= PROBLEM STATEMENT =
Please repeat the whole listing exactly, but leave the pictures out.

= LISTED ENTRIES =
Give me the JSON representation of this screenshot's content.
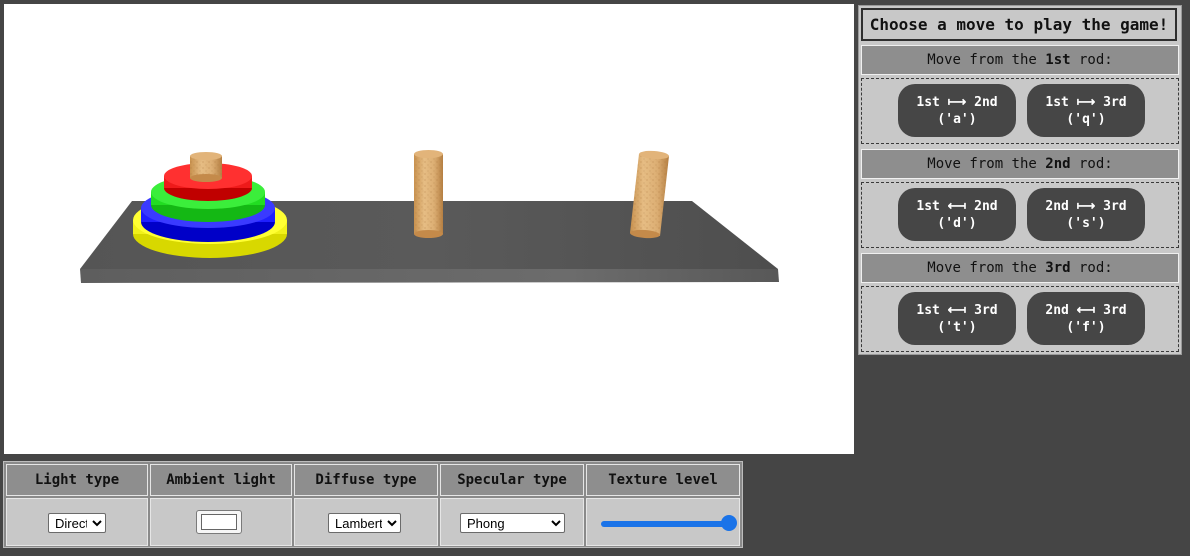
{
  "game": {
    "rods": [
      {
        "disks": [
          "yellow",
          "blue",
          "green",
          "red"
        ]
      },
      {
        "disks": []
      },
      {
        "disks": []
      }
    ],
    "colors": {
      "board": "#555555",
      "yellow": "#ffff1a",
      "blue": "#1a1aff",
      "green": "#22dd22",
      "red": "#ee1a1a",
      "peg": "#d8a96a"
    }
  },
  "panel": {
    "title": "Choose a move to play the game!",
    "sections": [
      {
        "header_prefix": "Move from the ",
        "header_rod": "1st",
        "header_suffix": " rod:",
        "buttons": [
          {
            "line1": "1st ⟼ 2nd",
            "line2": "('a')"
          },
          {
            "line1": "1st ⟼ 3rd",
            "line2": "('q')"
          }
        ]
      },
      {
        "header_prefix": "Move from the ",
        "header_rod": "2nd",
        "header_suffix": " rod:",
        "buttons": [
          {
            "line1": "1st ⟻ 2nd",
            "line2": "('d')"
          },
          {
            "line1": "2nd ⟼ 3rd",
            "line2": "('s')"
          }
        ]
      },
      {
        "header_prefix": "Move from the ",
        "header_rod": "3rd",
        "header_suffix": " rod:",
        "buttons": [
          {
            "line1": "1st ⟻ 3rd",
            "line2": "('t')"
          },
          {
            "line1": "2nd ⟻ 3rd",
            "line2": "('f')"
          }
        ]
      }
    ]
  },
  "controls": {
    "light_type": {
      "label": "Light type",
      "value": "Direct"
    },
    "ambient_light": {
      "label": "Ambient light",
      "color": "#ffffff"
    },
    "diffuse_type": {
      "label": "Diffuse type",
      "value": "Lambert"
    },
    "specular_type": {
      "label": "Specular type",
      "value": "Phong"
    },
    "texture_level": {
      "label": "Texture level",
      "value": 1.0
    }
  }
}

= WRITTEN ANSWER =
Give me the JSON representation of this screenshot's content.
{
  "game": {
    "rods": [
      {
        "disks": [
          "yellow",
          "blue",
          "green",
          "red"
        ]
      },
      {
        "disks": []
      },
      {
        "disks": []
      }
    ],
    "colors": {
      "board": "#555555",
      "yellow": "#ffff1a",
      "blue": "#1a1aff",
      "green": "#22dd22",
      "red": "#ee1a1a",
      "peg": "#d8a96a"
    }
  },
  "panel": {
    "title": "Choose a move to play the game!",
    "sections": [
      {
        "header_prefix": "Move from the ",
        "header_rod": "1st",
        "header_suffix": " rod:",
        "buttons": [
          {
            "line1": "1st ⟼ 2nd",
            "line2": "('a')"
          },
          {
            "line1": "1st ⟼ 3rd",
            "line2": "('q')"
          }
        ]
      },
      {
        "header_prefix": "Move from the ",
        "header_rod": "2nd",
        "header_suffix": " rod:",
        "buttons": [
          {
            "line1": "1st ⟻ 2nd",
            "line2": "('d')"
          },
          {
            "line1": "2nd ⟼ 3rd",
            "line2": "('s')"
          }
        ]
      },
      {
        "header_prefix": "Move from the ",
        "header_rod": "3rd",
        "header_suffix": " rod:",
        "buttons": [
          {
            "line1": "1st ⟻ 3rd",
            "line2": "('t')"
          },
          {
            "line1": "2nd ⟻ 3rd",
            "line2": "('f')"
          }
        ]
      }
    ]
  },
  "controls": {
    "light_type": {
      "label": "Light type",
      "value": "Direct"
    },
    "ambient_light": {
      "label": "Ambient light",
      "color": "#ffffff"
    },
    "diffuse_type": {
      "label": "Diffuse type",
      "value": "Lambert"
    },
    "specular_type": {
      "label": "Specular type",
      "value": "Phong"
    },
    "texture_level": {
      "label": "Texture level",
      "value": 1.0
    }
  }
}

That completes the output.